  • RW

    Your right to a degree. You mentioned “the wandering Jew”.

    I elaborate that the Jewish people, historically have tended to migrate almost exclusively to locations that are economically and culturally vibrant already. I would speculate that Jews have thrived in these places and have often improved the bounds of their economies and knowledge base.

    You can also ask; how many massive entertainment conglomerates, Nobel winners or billionaires has Isreal developed? If Jews are so capable, why isn’t Tel Aviv the Rome of our time?

    Jews are successful because they value education, maintain a strong social cohesive, they actively monitor and have a good sense for Zeitgeist wherever they are and they carefully choose the places they settle and congregate themselves heavily in these choice locations.

    But most importantly (haulocaust increased the importance of this aspect), they actually designed their culture for success. They not only attend Harvard, they use what they learned to better the group as a whole. With as much, they studied intricate networking systems, adapted to it and in many cases improved upon them. (See how Japan acquired Aegis warships and made them better).

    Of course there is nothing wrong with any of this. It’s when you elaborately gain disproportionate power in any society where you would stand out, you must take care when attempting to make a society better (Civil Rights movement) and rewriting that society all together (mass immigration). Ask blacks in China, Mexico, Philippines or India how much opportunity they have? Go to businesses owned by their American diaspora and see how many blacks they hire. Go to Silicon Valley and see how many East or South Asian tech workers wish they could work with more black people. California might work as a state, but as a nation, I think your rolling the nuclear dice here. I hope we can succeed as a tolerant pluralistic superpower but at this stage in human societal development, it’s a pipe dream.

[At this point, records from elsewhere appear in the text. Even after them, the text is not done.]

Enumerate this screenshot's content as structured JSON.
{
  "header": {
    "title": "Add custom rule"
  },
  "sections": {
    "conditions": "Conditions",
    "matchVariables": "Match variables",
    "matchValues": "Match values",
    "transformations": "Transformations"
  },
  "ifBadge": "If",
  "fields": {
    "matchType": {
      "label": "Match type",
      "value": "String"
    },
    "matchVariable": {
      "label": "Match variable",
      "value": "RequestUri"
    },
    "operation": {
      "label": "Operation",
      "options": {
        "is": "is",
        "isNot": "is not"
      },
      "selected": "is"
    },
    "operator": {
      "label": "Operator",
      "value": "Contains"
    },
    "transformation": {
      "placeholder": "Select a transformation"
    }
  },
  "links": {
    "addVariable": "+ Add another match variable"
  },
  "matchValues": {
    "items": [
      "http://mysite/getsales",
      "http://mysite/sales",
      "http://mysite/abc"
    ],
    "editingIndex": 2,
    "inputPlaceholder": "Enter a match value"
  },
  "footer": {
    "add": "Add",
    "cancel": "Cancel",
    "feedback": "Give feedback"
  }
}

    And if Jews really are the icon for success, they would see that fundamental human successes happen over generations. Just look at the rest of the planet? Are we ready?